    Also Check: Arizona Lyme Disease Treatment Center

    What Are The Transmission Times For Other Tickborne Diseases

    • Powassan virus transmission may take as little as 15 minutes of attachment. This is documented in mice and may be different for humans.
    • Anaplasmosis transmission may take less than 24 hours of attachment. This is documented in mice and may be different for humans.
    • Babesiosis transmission may take less than 36 hours and increases with attachment time. This is documented in hamsters and may be different in humans.
    • Borrelia miyamotoi transmission may happen within the first 24 hours of attachment. The likelihood of transmission increases with attachment time. Transmission time for Borrelia miyamotoi is documented in mice and may be different for humans.
    • One tick can carry several diseases.

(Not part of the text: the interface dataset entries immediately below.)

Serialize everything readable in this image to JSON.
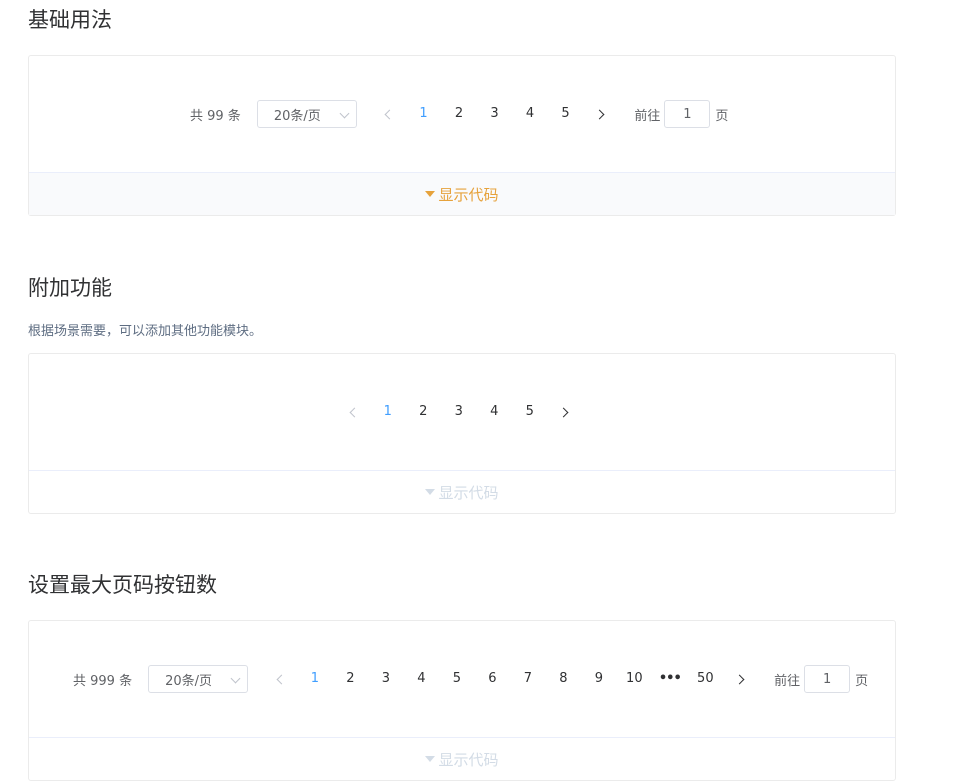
{
  "basic": {
    "title": "基础用法",
    "total": "共 99 条",
    "page_size": "20条/页",
    "pages": [
      "1",
      "2",
      "3",
      "4",
      "5"
    ],
    "active_page": "1",
    "goto_label": "前往",
    "goto_value": "1",
    "page_unit": "页",
    "show_code": "显示代码"
  },
  "extra": {
    "title": "附加功能",
    "description": "根据场景需要，可以添加其他功能模块。",
    "pages": [
      "1",
      "2",
      "3",
      "4",
      "5"
    ],
    "active_page": "1",
    "show_code": "显示代码"
  },
  "max_pager": {
    "title": "设置最大页码按钮数",
    "total": "共 999 条",
    "page_size": "20条/页",
    "pages": [
      "1",
      "2",
      "3",
      "4",
      "5",
      "6",
      "7",
      "8",
      "9",
      "10",
      "•••",
      "50"
    ],
    "active_page": "1",
    "goto_label": "前往",
    "goto_value": "1",
    "page_unit": "页",
    "show_code": "显示代码"
  },
  "colors": {
    "primary": "#409eff",
    "show_code_hover": "#e6a23c",
    "show_code_idle": "#d3dce6"
  }
}
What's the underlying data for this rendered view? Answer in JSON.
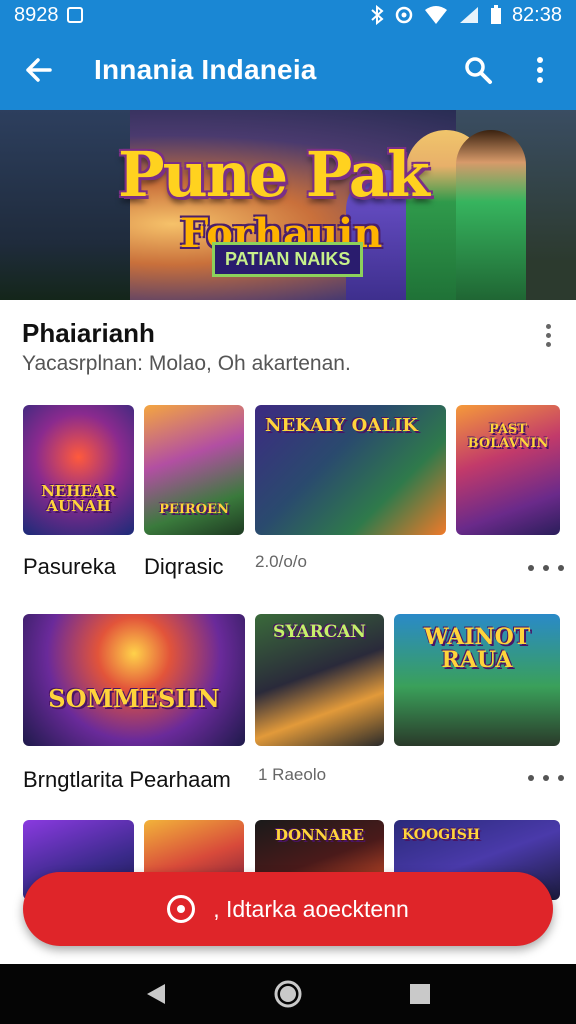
{
  "status_bar": {
    "left_time": "8928",
    "right_time": "82:38"
  },
  "app_bar": {
    "title": "Innania Indaneia"
  },
  "hero": {
    "logo_line1": "Pune Pak",
    "logo_line2": "Forhauin",
    "banner": "PATIAN NAIKS"
  },
  "section": {
    "title": "Phaiarianh",
    "subtitle": "Yacasrplnan: Molao, Oh akartenan."
  },
  "row1": {
    "labels": [
      "Pasureka",
      "Diqrasic"
    ],
    "meta": "2.0/o/o",
    "cards": [
      {
        "text": "NEHEAR AUNAH"
      },
      {
        "text": "PEIROEN"
      },
      {
        "text": "NEKAIY OALIK"
      },
      {
        "text": "PAST BOLAVNIN"
      }
    ]
  },
  "row2": {
    "label": "Brngtlarita Pearhaam",
    "meta": "1 Raeolo",
    "cards": [
      {
        "text": "SOMMESIIN"
      },
      {
        "text": "SYARCAN"
      },
      {
        "text": "WAINOT RAUA"
      }
    ]
  },
  "row3": {
    "cards": [
      {
        "text": ""
      },
      {
        "text": ""
      },
      {
        "text": "DONNARE"
      },
      {
        "text": "KOOGISH"
      }
    ]
  },
  "fab": {
    "label": ", Idtarka aoecktenn"
  },
  "colors": {
    "primary": "#1a87d4",
    "accent": "#df2529"
  }
}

The transmission times of multiple infectious agents carried by one tick is not yet known.

    Who Is At Risk In Ohio

    Anyone who spends time outdoors can be at risk for Lyme disease. The tick that transmits Lyme disease in Ohio, the blacklegged tick, is most often found in wooded, brushy areas. People who frequent these settings may be at increased risk of contracting Lyme disease.

    However, it does not take a hike in the forest to encounter blacklegged ticks. The property around many homes can also provide suitable habitat for ticks, particularly those in yards that are next to woods or brushy areas or those with tall grass or leaf litter. That is why it is important to take the necessary steps to prevent tick bites.

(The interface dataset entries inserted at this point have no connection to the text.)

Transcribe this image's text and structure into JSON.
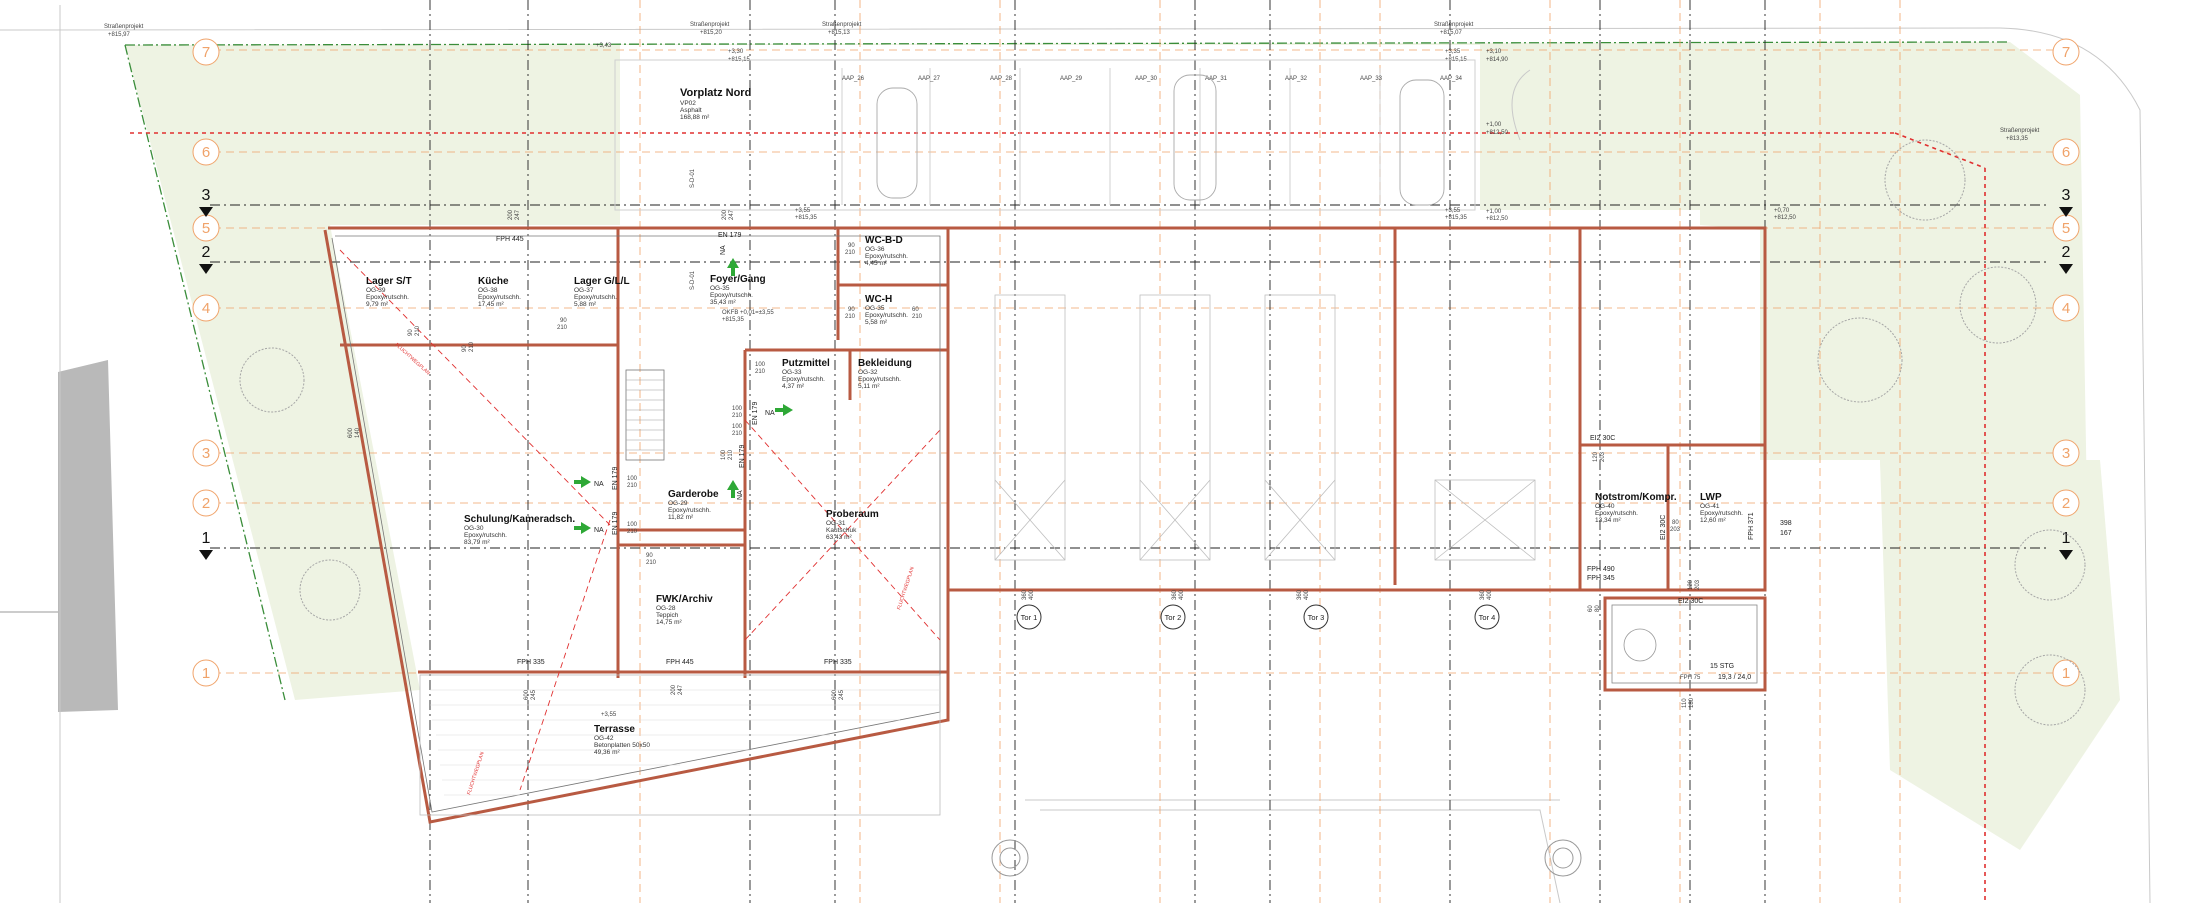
{
  "colors": {
    "wall": "#b85a42",
    "grid_orange": "#f0a36a",
    "grid_black": "#222222",
    "green_zone": "#eef3e3",
    "green_border": "#3a8d3a",
    "red_line": "#e03030",
    "arrow_green": "#2ea836",
    "tree": "#bdbdbd",
    "building_grey": "#b9b9b9"
  },
  "grid_rows": {
    "left_labels": [
      "7",
      "6",
      "5",
      "4",
      "3",
      "2",
      "1"
    ],
    "right_labels": [
      "7",
      "6",
      "5",
      "4",
      "3",
      "2",
      "1"
    ]
  },
  "axes": {
    "labels": [
      "3",
      "2",
      "1"
    ]
  },
  "top_notes": {
    "left_proj": "Straßenprojekt",
    "left_proj_val": "+815,97",
    "left_small": "+3,43",
    "mid1": "Straßenprojekt",
    "mid1_val": "+815,20",
    "mid2": "Straßenprojekt",
    "mid2_val": "+815,13",
    "mid_lv1": "+3,30",
    "mid_lv2": "+815,15",
    "right1": "Straßenprojekt",
    "right1_val": "+815,07",
    "right_lv1": "+3,35",
    "right_lv2": "+815,15",
    "right_lv3": "+3,10",
    "right_lv4": "+814,90",
    "right_lv5": "+1,00",
    "right_lv6": "+812,50",
    "far_right": "Straßenprojekt",
    "far_right_val": "+813,35"
  },
  "parking": [
    "AAP_26",
    "AAP_27",
    "AAP_28",
    "AAP_29",
    "AAP_30",
    "AAP_31",
    "AAP_32",
    "AAP_33",
    "AAP_34"
  ],
  "vorplatz": {
    "title": "Vorplatz Nord",
    "code": "VP02",
    "surface": "Asphalt",
    "area": "168,88 m²"
  },
  "stairs_label": "S-D-01",
  "rooms": [
    {
      "name": "Lager S/T",
      "code": "OG-39",
      "surface": "Epoxy/rutschh.",
      "area": "9,79 m²"
    },
    {
      "name": "Küche",
      "code": "OG-38",
      "surface": "Epoxy/rutschh.",
      "area": "17,45 m²"
    },
    {
      "name": "Lager G/L/L",
      "code": "OG-37",
      "surface": "Epoxy/rutschh.",
      "area": "5,88 m²"
    },
    {
      "name": "Foyer/Gang",
      "code": "OG-35",
      "surface": "Epoxy/rutschh.",
      "area": "35,43 m²"
    },
    {
      "name": "WC-B-D",
      "code": "OG-36",
      "surface": "Epoxy/rutschh.",
      "area": "4,45 m²"
    },
    {
      "name": "WC-H",
      "code": "OG-35",
      "surface": "Epoxy/rutschh.",
      "area": "5,58 m²"
    },
    {
      "name": "Putzmittel",
      "code": "OG-33",
      "surface": "Epoxy/rutschh.",
      "area": "4,37 m²"
    },
    {
      "name": "Bekleidung",
      "code": "OG-32",
      "surface": "Epoxy/rutschh.",
      "area": "5,11 m²"
    },
    {
      "name": "Garderobe",
      "code": "OG-29",
      "surface": "Epoxy/rutschh.",
      "area": "11,82 m²"
    },
    {
      "name": "Schulung/Kameradsch.",
      "code": "OG-30",
      "surface": "Epoxy/rutschh.",
      "area": "83,79 m²"
    },
    {
      "name": "Proberaum",
      "code": "OG-31",
      "surface": "Kautschuk",
      "area": "63,43 m²"
    },
    {
      "name": "FWK/Archiv",
      "code": "OG-28",
      "surface": "Teppich",
      "area": "14,75 m²"
    },
    {
      "name": "Terrasse",
      "code": "OG-42",
      "surface": "Betonplatten 50x50",
      "area": "49,36 m²"
    },
    {
      "name": "Notstrom/Kompr.",
      "code": "OG-40",
      "surface": "Epoxy/rutschh.",
      "area": "13,34 m²"
    },
    {
      "name": "LWP",
      "code": "OG-41",
      "surface": "Epoxy/rutschh.",
      "area": "12,60 m²"
    }
  ],
  "labels": {
    "fph445_top": "FPH 445",
    "fph335_l": "FPH 335",
    "fph445_b": "FPH 445",
    "fph335_r": "FPH 335",
    "en179_top": "EN 179",
    "en179_a": "EN 179",
    "en179_b": "EN 179",
    "en179_c": "EN 179",
    "en179_d": "EN 179",
    "na": "NA",
    "oktfb": "OKFB +0,01=±3,55",
    "oktfb2": "+815,35",
    "lv_355": "+3,55",
    "lv_81535": "+815,35",
    "ei30c_a": "EI2 30C",
    "ei30c_b": "EI2 30C",
    "ei30c_c": "EI2 30C",
    "fph490": "FPH 490",
    "fph345": "FPH 345",
    "fph371": "FPH 371",
    "stg": "15 STG",
    "stg_dim": "19,3 / 24,0",
    "fph_s": "FPH 75",
    "dim_398": "398",
    "dim_167": "167",
    "terr_lv": "+3,55",
    "flucht": "FLUCHTWEGPLAN",
    "lv_070": "+0,70",
    "lv_81250": "+812,50"
  },
  "doors": {
    "d90": "90",
    "d210": "210",
    "d100": "100",
    "d80": "80",
    "d120": "120",
    "d60": "60",
    "d360": "360",
    "d400": "400",
    "d203": "203",
    "d110": "110",
    "d180": "180",
    "d200": "200",
    "d247": "247",
    "d245": "245",
    "d600": "600",
    "d140": "140"
  },
  "gates": [
    "Tor 1",
    "Tor 2",
    "Tor 3",
    "Tor 4"
  ]
}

    Ohioans of all ages get sick with Lyme disease, but data collected by the Zoonotic Disease Program suggest that males are more at risk for Lyme disease than females. Boys between the ages of ten and 14 years appear to be at particularly high risk. Many cases of Lyme disease are reported in females between the ages of five and nine.

    Recommended Reading: Does Lyme Disease Cause Headaches

    Do All Tick Bites Cause Lyme Disease

    Do all tick bites cause lyme diseaseIts important to identify the tick because different kinds of ticks can carry different bacteria, viruses, protozoa and parasites. There are two families of ticks found in the United States: Ixodidae and Argasidae .

    Can any tick bite give me Lyme disease? No, not all ticks can transmit Lyme disease. In this area, only Ixodes scapularis ticks, also called deer ticks, can spread Lyme.

    Its a common misconception that ticks cause Lyme disease. Ticks are vectors for the disease, meaning they carry it and transmit it, but they do not cause it. The disease is bacterial and can.

    Bites from other species of ticks most likely wont cause Lyme disease although you could be at risk for other types of infections. One study found that in the Northeast and.

    Most people who get tick bites do not get Lyme disease. Not all ticks are infected, and the risk for contracting the disease increases the longer the tick is attached to the body. Within one to.

    More articles

    Popular Articles